Meanwhile, K. Vanlalvena, a lawmaker from Mizoram state, urged the Indian government not to deport refugees from Myanmar until the return of normalcy there.

The lawmaker belongs to the Mizo National Front, an ally of India's governing Bharatiya Janata Party.

Those who escaped spend their time watching television and doing chores.

Some have carried mobile phones and are trying to connect to families they were forced to leave behind.

At night, all of them sleep on mattresses on the floor of a single room.

ALSO READ | BBC Burmese correspondent, another journalist detained as Myanmar junta clamps down on press

One of them told the AP that they were under the command of Myanmar's army.

"We are all policemen working under the Myanmar government. We left our family in Myanmar. We do not know what is happening to our family, but they will face a lot of problems from the army. We came to Mizoram for shelter, we will die if we go back there," he said.

"We cannot reach our parents due to telecommunication problems, but what we heard is they are very scared to go out of their homes. I'm hoping that one day we will meet again," he added.

Earlier this month, Myanmar asked India to return the police officers who crossed the border.

India shares a 1,643-kilometer (1,020-mile) border with Myanmar, and is home to thousands of refugees from Myanmar in different states.

Last week, Ramliana, president of a Village Council in Mizoram state, a community-based body, said 116 Myanmar nationals crossed the Tiau River and reached Farkawn Village through a stretch where India's paramilitary Assam Rifles personnel were not present.

He uses one name.

India's state and federal government officials haven't given an exact number of people from Myanmar who have crossed over to India after the coup.

Last week, India's Home Ministry told four Indian states bordering Myanmar, Mizoram, Manipur, Nagaland and Arunachal Pradesh, to take measures to prevent refugees from entering India except on humanitarian grounds.

ALSO READ | Myanmar protests: Junta crackdown on anti-coup dissent triggers exodus from Yangon

The ministry said the states were not authorized to accord refugee status to anyone entering India from Myanmar, as India is not a signatory to the U.N. Refugee Convention of 1951 or its 1967 Protocol.

Myanmar has been ruled by the military for most of its history since gaining independence from Britain in 1948.

A gradual move toward democracy in the past decade allowed Aung San Suu Kyi to lead a civilian government beginning in 2016, although the country's generals retained substantial power under a military-drafted constitution.

Her party won last November's election by a landslide, but the military stepped in before Parliament was to convene on Feb.1, detained Suu Kyi and other government officials and instituted a state of emergency, alleging the vote was tainted by fraud.

Verified tallies show more than 200 people have been killed by security forces in Myanmar since the coup.

They have used live fire and rubber bullets against protesters and some detainees have died in custody.



Comments

Disclaimer : We respect your thoughts and views!
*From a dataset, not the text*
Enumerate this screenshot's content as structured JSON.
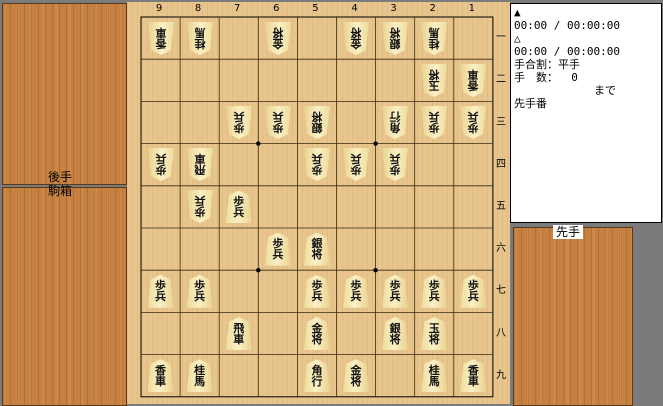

But we need to be judicious while moderating your comments. All the comments will be moderated by the newindianexpress.com editorial. Abstain from posting comments that are obscene, defamatory or inflammatory, and do not indulge in personal attacks. Try to avoid outside hyperlinks inside the comment. Help us delete comments that do not follow these guidelines.

The views expressed in comments published on newindianexpress.com are those of the comment writers alone. They do not represent the views or opinions of newindianexpress.com or its staff, nor do they represent the views or opinions of The New Indian Express Group, or any entity of, or affiliated with, The New Indian Express Group. newindianexpress.com reserves the right to take any or all comments down at any time.

flipboard facebook twitter whatsapp